This action amends the license review policy for items that have a national security (NS) reason for export control. Effective October 29, 2020, BIS will determine, “on a case-by-case basis, whether the proposed export, reexport, or in-country transfer of such items will make a material contribution to the weapons systems capability of [China, Russia, and Venezuela].”

In order to do so and to assist exporters in preparing license applications, BIS has prepared an illustrative list of factors that will be considered in reviewing all license applications. This list will include consideration of:

  • The appropriateness of the export for the stated end use;
  • The significance of the item for the weapons systems capabilities of China, Russia or Venezuela;
  • Whether any party is a military end user;
  • The reliability of the parties to the transaction, including whether: (i) an export license application has previously been denied; (ii) any parties are or have been engaged in unlawful procurement or diversion activities; (iii) the parties are capable of securely handling and storing the items; and (iv) end-use checks have been and may be conducted by BIS;
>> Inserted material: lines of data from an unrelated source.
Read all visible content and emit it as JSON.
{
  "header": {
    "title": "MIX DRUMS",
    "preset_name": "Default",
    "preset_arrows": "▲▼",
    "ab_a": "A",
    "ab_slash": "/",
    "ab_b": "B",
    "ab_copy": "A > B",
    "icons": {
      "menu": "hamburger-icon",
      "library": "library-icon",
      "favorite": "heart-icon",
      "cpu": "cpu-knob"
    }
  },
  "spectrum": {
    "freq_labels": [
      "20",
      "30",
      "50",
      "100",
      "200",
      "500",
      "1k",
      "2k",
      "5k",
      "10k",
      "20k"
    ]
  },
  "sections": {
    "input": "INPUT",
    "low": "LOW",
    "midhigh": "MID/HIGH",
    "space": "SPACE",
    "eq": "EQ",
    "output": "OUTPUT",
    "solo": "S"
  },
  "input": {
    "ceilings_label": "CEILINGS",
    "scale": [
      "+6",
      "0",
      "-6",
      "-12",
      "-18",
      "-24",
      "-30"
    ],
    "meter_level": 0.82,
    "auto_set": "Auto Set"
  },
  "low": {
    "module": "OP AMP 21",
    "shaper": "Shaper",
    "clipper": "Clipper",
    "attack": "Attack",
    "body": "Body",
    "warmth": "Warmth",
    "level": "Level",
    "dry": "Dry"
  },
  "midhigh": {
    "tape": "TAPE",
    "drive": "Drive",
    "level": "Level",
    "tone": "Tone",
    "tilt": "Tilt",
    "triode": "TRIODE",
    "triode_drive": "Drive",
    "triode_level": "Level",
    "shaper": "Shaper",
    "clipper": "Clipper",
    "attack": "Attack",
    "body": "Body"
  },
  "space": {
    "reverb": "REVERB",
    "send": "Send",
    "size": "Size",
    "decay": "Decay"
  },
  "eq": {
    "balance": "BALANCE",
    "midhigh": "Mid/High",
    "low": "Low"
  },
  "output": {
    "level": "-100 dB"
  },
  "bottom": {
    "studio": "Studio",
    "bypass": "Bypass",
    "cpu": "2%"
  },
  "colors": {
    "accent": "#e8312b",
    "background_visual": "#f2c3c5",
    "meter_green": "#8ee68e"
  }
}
  • The involvement of any party to the transaction in military activities;
  • Government strategies and policies that support the diversion of exports from their stated civil end use and redirection towards military end use; and
  • The scope and effectiveness of the export control system in the importing country.
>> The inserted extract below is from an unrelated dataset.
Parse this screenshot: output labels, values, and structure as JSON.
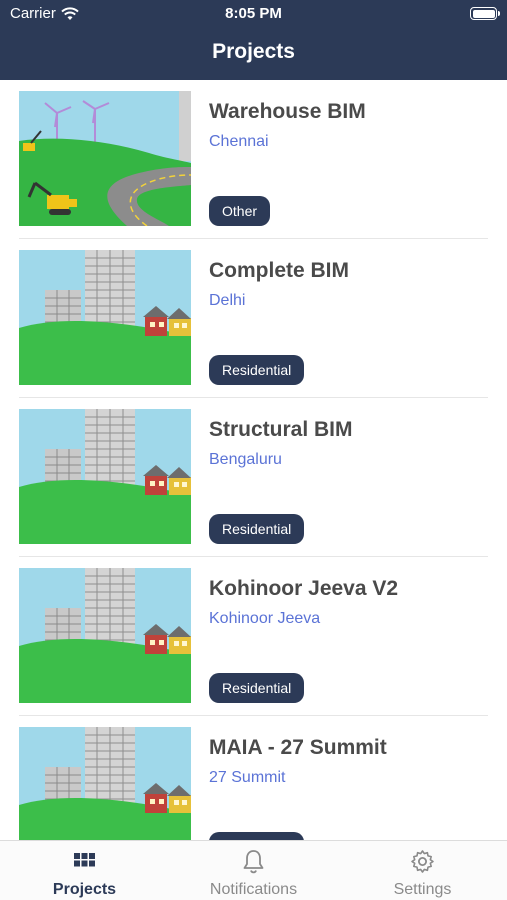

In addition, BIS will also undertake in any review “an assessment of the impact of a proposed export of an item on the United States defense industrial base” and whether “the denial of an application for a license that would have a significant negative impact.”
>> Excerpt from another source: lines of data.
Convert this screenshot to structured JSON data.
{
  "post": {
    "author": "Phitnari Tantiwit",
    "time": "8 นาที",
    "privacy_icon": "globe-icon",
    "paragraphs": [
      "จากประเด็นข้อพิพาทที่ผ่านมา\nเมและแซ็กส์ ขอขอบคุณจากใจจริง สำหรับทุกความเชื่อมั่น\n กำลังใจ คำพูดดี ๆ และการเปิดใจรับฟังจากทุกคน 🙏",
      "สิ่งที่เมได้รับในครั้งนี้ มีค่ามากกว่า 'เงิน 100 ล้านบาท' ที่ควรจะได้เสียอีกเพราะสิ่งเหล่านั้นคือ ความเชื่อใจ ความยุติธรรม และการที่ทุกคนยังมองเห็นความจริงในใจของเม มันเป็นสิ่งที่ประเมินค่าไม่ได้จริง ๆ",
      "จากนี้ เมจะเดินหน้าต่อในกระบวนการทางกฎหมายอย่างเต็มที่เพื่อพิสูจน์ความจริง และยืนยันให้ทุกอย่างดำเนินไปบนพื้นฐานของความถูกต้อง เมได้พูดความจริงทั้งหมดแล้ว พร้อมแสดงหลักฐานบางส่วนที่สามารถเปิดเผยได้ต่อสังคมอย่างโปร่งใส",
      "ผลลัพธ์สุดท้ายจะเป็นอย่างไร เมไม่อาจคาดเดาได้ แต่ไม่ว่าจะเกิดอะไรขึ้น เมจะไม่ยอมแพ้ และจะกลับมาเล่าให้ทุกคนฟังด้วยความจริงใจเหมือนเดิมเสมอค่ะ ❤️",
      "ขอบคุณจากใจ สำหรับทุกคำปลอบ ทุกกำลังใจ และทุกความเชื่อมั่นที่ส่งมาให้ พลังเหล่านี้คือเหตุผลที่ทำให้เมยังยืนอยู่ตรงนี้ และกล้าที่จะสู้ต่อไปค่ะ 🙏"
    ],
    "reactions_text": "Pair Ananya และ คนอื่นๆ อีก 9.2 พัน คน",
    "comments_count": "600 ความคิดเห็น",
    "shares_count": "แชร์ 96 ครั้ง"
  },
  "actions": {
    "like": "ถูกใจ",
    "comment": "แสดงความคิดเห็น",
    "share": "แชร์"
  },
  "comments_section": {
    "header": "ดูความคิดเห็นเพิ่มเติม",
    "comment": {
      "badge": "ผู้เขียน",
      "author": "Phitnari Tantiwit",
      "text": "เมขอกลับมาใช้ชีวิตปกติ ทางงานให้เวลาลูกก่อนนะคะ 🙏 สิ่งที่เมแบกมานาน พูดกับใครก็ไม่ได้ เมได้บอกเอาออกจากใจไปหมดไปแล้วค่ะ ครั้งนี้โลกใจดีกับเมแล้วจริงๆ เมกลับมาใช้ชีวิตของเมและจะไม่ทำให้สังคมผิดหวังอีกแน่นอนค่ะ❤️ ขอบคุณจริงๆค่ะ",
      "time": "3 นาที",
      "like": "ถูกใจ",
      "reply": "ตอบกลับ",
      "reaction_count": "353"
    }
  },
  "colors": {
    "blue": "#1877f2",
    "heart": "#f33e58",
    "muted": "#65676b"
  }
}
BIS notes that license applications for exports destined for a civil end user for civil end uses in China, Russia or Venezuela will continue to be reviewed under a “presumption of approval,” and that there will continue to be a license review policy of a “presumption of denial” for applications to export items that would “make a material contribution to the ‘development,’ ‘production,’ maintenance, repair, or operation of weapons systems, subsystems, and assemblies.”